Riyadh, Asharq Al-Awsat – The US embassy in Riyadh revealed that 110,000 Saudi nationals applied for a visa to visit the US in 2011, an increase of 25,000 from the previous year. The embassy also revealed that 93 percent of these visa applications were approved, and 75 percent of visa application approvals were issued within one week.
Speaking to Asharq Al-Awsat, the US embassy’s Non-Immigrant Visa Chief, Robin A. Busse said that the most common reason that the US embassy refuses certain visa applications is due to the applicant failing to provide accurate and correct information. He also attributed any delay in decisions on visa application to the vigorous administrative procedures that US visa application must undergo, as these must adhere to the strict immigration policies of the United States.
Busse indicated that the majority of Saudi university students who were denied student visas to visit the US were denied because applicants had failed to provide the necessary documentation to prove they had a place at a US university. He also stressed that the financial guarantee covering the costs of the students university fees is a requirements that the visa applicant must provide to the US embassy.
Busse said that one of the reasons that visa applications were turned down was because the applicant had failed to take the application process seriously, he stressed that a rejection or delay was due to the applicant, not the US embassy.
He also called on Saudi students to apply as soon as possible for student visas to the US, saying this should be not less than 3 months before their course is set to begin,
He also revealed that the US embassy is required to check all the required documentation, as well as interview the visa applicant, revealing that some visas are rejected due to the applicant’s failure to provide accurate answers at this stage.
As for claims that some questions contained on the visa application form are offensive, such as questions whether the applicant has every had any involvement with a terrorist organization or prostitution, he stressed that these questions are asked by US embassies across the world, under the US immigration act and approved by US congress.
For his part, US Consul General at the US embassy in Riyadh, Glen Keiser revealed that the number of Saudi Arabian nationals applying for visas to visit the US has risen by 100 percent over the past 4 years. He also revealed that more Saudi Arabians apply for visas to visit the US than any other nationality around the world.
Statistics also revealed that 66,000 of the 110,000 Saudi visa applicants in 2011 applied for a visa at the Riyadh embassy, and that approximately a quarter of these applicants were seeking to study in the US.
Keiser also told Asharq Al-Awsat that the US visa application process is currently under review to make this faster and easier, and that this review is expected to make 35 percent of administrative procedures redundant.
Keiser added that the number of Saudi nationals seeking to obtain a visa to the US fell sharply following the 9/11 attacks, but this rose to and even outstripped previous levels in the subsequent years as relations improved between the two countries.
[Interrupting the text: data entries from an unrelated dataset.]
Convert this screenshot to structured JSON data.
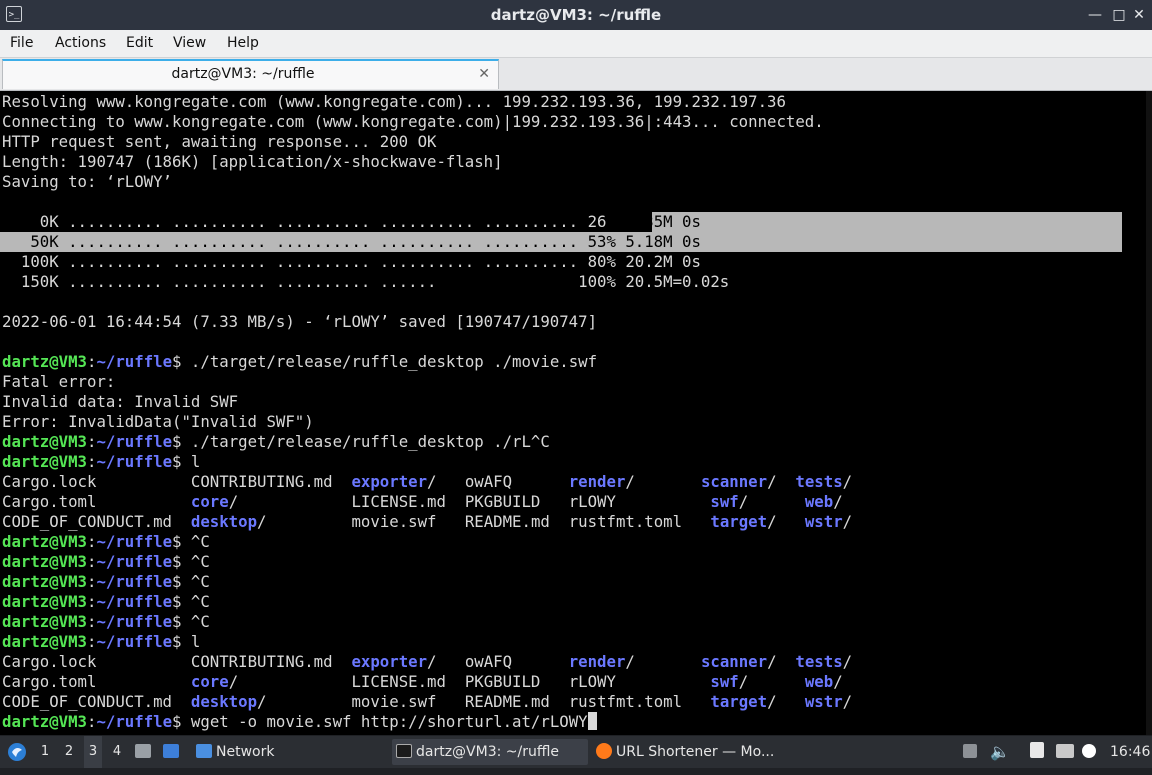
{
  "window": {
    "title": "dartz@VM3: ~/ruffle",
    "icon": "terminal-icon",
    "controls": [
      "minimize-icon",
      "maximize-icon",
      "close-icon"
    ],
    "minimize_glyph": "—",
    "maximize_glyph": "□",
    "close_glyph": "✕"
  },
  "menu": [
    "File",
    "Actions",
    "Edit",
    "View",
    "Help"
  ],
  "tab": {
    "label": "dartz@VM3: ~/ruffle",
    "close_glyph": "✕"
  },
  "prompt": {
    "user": "dartz@VM3",
    "sep": ":",
    "path": "~/ruffle",
    "dollar": "$"
  },
  "terminal": {
    "pre_lines": [
      "Resolving www.kongregate.com (www.kongregate.com)... 199.232.193.36, 199.232.197.36",
      "Connecting to www.kongregate.com (www.kongregate.com)|199.232.193.36|:443... connected.",
      "HTTP request sent, awaiting response... 200 OK",
      "Length: 190747 (186K) [application/x-shockwave-flash]",
      "Saving to: ‘rLOWY’",
      ""
    ],
    "progress_lines": [
      {
        "text": "    0K .......... .......... .......... .......... .......... 26% 4.35M 0s",
        "style": "partial"
      },
      {
        "text": "   50K .......... .......... .......... .......... .......... 53% 5.18M 0s",
        "style": "full"
      },
      {
        "text": "  100K .......... .......... .......... .......... .......... 80% 20.2M 0s",
        "style": "none"
      },
      {
        "text": "  150K .......... .......... .......... ......               100% 20.5M=0.02s",
        "style": "none"
      }
    ],
    "progress_split": {
      "left": "    0K .......... .......... .......... .......... .......... 26",
      "right": "% 4.35M 0s"
    },
    "post_lines": [
      "",
      "2022-06-01 16:44:54 (7.33 MB/s) - ‘rLOWY’ saved [190747/190747]",
      ""
    ],
    "cmd1": " ./target/release/ruffle_desktop ./movie.swf",
    "error_lines": [
      "Fatal error:",
      "Invalid data: Invalid SWF",
      "Error: InvalidData(\"Invalid SWF\")"
    ],
    "cmd2": " ./target/release/ruffle_desktop ./rL^C",
    "cmd_l": " l",
    "ls_rows": [
      [
        {
          "t": "Cargo.lock          ",
          "d": false
        },
        {
          "t": "CONTRIBUTING.md  ",
          "d": false
        },
        {
          "t": "exporter",
          "d": true
        },
        {
          "t": "/   ",
          "d": false
        },
        {
          "t": "owAFQ      ",
          "d": false
        },
        {
          "t": "render",
          "d": true
        },
        {
          "t": "/       ",
          "d": false
        },
        {
          "t": "scanner",
          "d": true
        },
        {
          "t": "/  ",
          "d": false
        },
        {
          "t": "tests",
          "d": true
        },
        {
          "t": "/",
          "d": false
        }
      ],
      [
        {
          "t": "Cargo.toml          ",
          "d": false
        },
        {
          "t": "core",
          "d": true
        },
        {
          "t": "/            ",
          "d": false
        },
        {
          "t": "LICENSE.md  ",
          "d": false
        },
        {
          "t": "PKGBUILD   ",
          "d": false
        },
        {
          "t": "rLOWY          ",
          "d": false
        },
        {
          "t": "swf",
          "d": true
        },
        {
          "t": "/      ",
          "d": false
        },
        {
          "t": "web",
          "d": true
        },
        {
          "t": "/",
          "d": false
        }
      ],
      [
        {
          "t": "CODE_OF_CONDUCT.md  ",
          "d": false
        },
        {
          "t": "desktop",
          "d": true
        },
        {
          "t": "/         ",
          "d": false
        },
        {
          "t": "movie.swf   ",
          "d": false
        },
        {
          "t": "README.md  ",
          "d": false
        },
        {
          "t": "rustfmt.toml   ",
          "d": false
        },
        {
          "t": "target",
          "d": true
        },
        {
          "t": "/   ",
          "d": false
        },
        {
          "t": "wstr",
          "d": true
        },
        {
          "t": "/",
          "d": false
        }
      ]
    ],
    "ctrl_c": " ^C",
    "ctrl_c_count": 5,
    "final_cmd": " wget -o movie.swf http://shorturl.at/rLOWY"
  },
  "taskbar": {
    "menu_icon": "start-menu-icon",
    "workspaces": [
      "1",
      "2",
      "3",
      "4"
    ],
    "active_workspace": "3",
    "network_label": "Network",
    "terminal_task": "dartz@VM3: ~/ruffle",
    "firefox_task": "URL Shortener — Mo...",
    "clock": "16:46"
  }
}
Keiser said that the majority of visas to the US are granted to the private sector, and that 3 out of 4 Saudi applicants are businessmen.